Jason La Canfora from CBS Sports reported on January 23 that New York Jets owner Woody Johnson would entertain the idea of trading four-time Pro Bowl cornerback Darrelle Revis. To Jets fans, this came as a surprise as most fans considered Revis the Jets' best player. Meanwhile, other teams' fans are giddy with the idea that their team could acquire one of the NFL's top cornerbacks (if not the best cornerback in the league, as I believe he is).
For Detroit Lions fans, Revis sounds like he is the defensive answer to all of the secondary problems over the years. While he very well could be, there are several risk factors that make trading for him a huge mistake.
Let's start with the No. 1 issue—his health. Revis is recovering from a torn ACL and while he is a talented player, there are never any guarantees when it comes to cornerbacks and severe knee injuries.
While medicine has helped athletes recover more quickly, I still can't help but think of former New York Giants cornerback Jason Sehorn, who tore his knee in a 1998 preseason game and was never the same after that.
Another factor would be the amount of money Revis wants. The Lions are tight against the cap and have to make several key decisions with a few players to try to create room for additional savings. I strongly feel that the money Revis would cost could be used for more depth instead of just one player.
Revis already held out during the Jets' 2010 training camp, and due to his uncertainty around his knee injury, he might demand a huge contract extension with guaranteed money or hold out again.
Lastly, the Lions would probably need to give up a lot of value to trade for Revis, and according to La Canfora, "Revis signed a seven-year deal then that voids to a four-year pact, thus making him an unrestricted free agent after the 2013 season. The deal also precludes him being hit with the franchise tag or any other such mechanism." So besides the potential talent the Lions would give up, if they first wanted to see how healthy Revis is before signing him then they would have no protection if Revis is unhappy or wants to leave Detroit.
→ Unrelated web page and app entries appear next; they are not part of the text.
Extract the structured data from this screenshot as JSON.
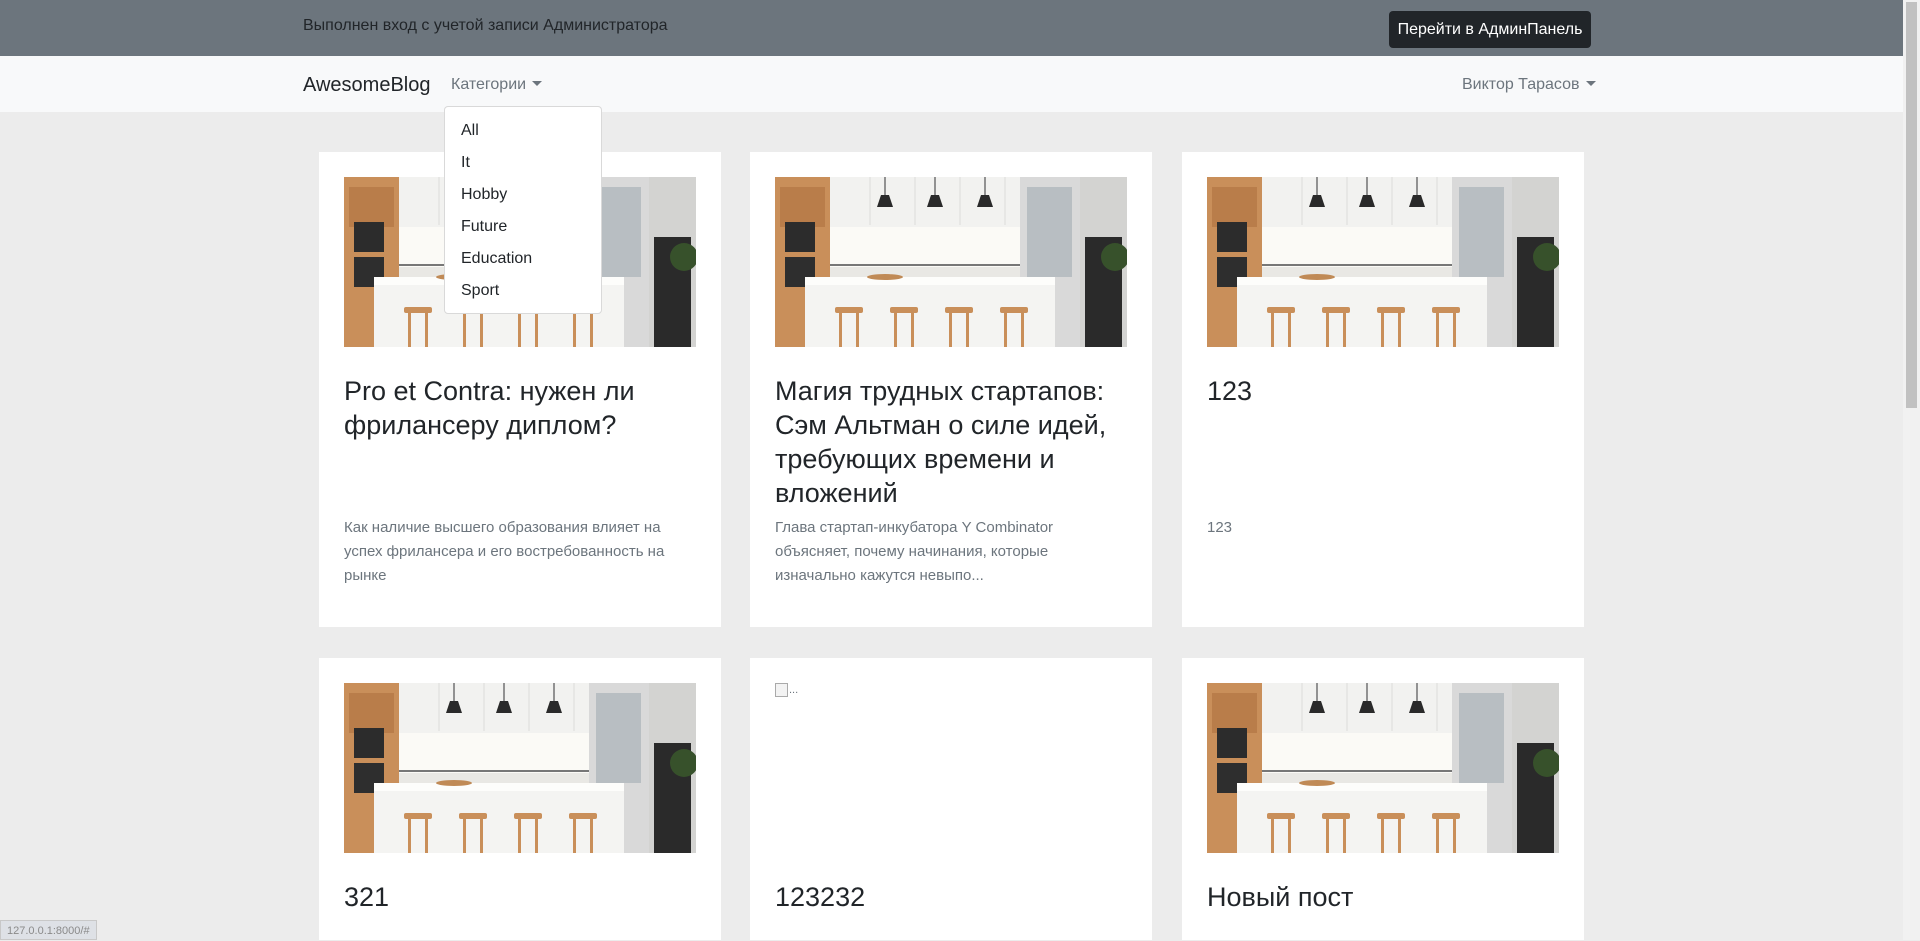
{
  "admin_bar": {
    "text": "Выполнен вход с учетой записи Администратора",
    "button_label": "Перейти в АдминПанель"
  },
  "navbar": {
    "brand": "AwesomeBlog",
    "categories_label": "Категории",
    "user_label": "Виктор Тарасов"
  },
  "categories_menu": [
    "All",
    "It",
    "Hobby",
    "Future",
    "Education",
    "Sport"
  ],
  "posts": [
    {
      "title": "Pro et Contra: нужен ли фрилансеру диплом?",
      "excerpt": "Как наличие высшего образования влияет на успех фрилансера и его востребованность на рынке",
      "image": "kitchen"
    },
    {
      "title": "Магия трудных стартапов: Сэм Альтман о силе идей, требующих времени и вложений",
      "excerpt": "Глава стартап-инкубатора Y Combinator объясняет, почему начинания, которые изначально кажутся невыпо...",
      "image": "kitchen"
    },
    {
      "title": "123",
      "excerpt": "123",
      "image": "kitchen"
    },
    {
      "title": "321",
      "excerpt": "",
      "image": "kitchen"
    },
    {
      "title": "123232",
      "excerpt": "",
      "image": "broken",
      "image_alt": "..."
    },
    {
      "title": "Новый пост",
      "excerpt": "",
      "image": "kitchen"
    }
  ],
  "status_url": "127.0.0.1:8000/#",
  "colors": {
    "admin_bar_bg": "#6c757d",
    "admin_button_bg": "#212529",
    "navbar_bg": "#f8f9fa",
    "page_bg": "#ececec",
    "muted_text": "#6c757d"
  },
  "icons": [
    "caret-down-icon",
    "broken-image-icon"
  ]
}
I assume the Jets would try to target the Lions' first round draft pick as well as a later round pick, so this could be very costly for only one season.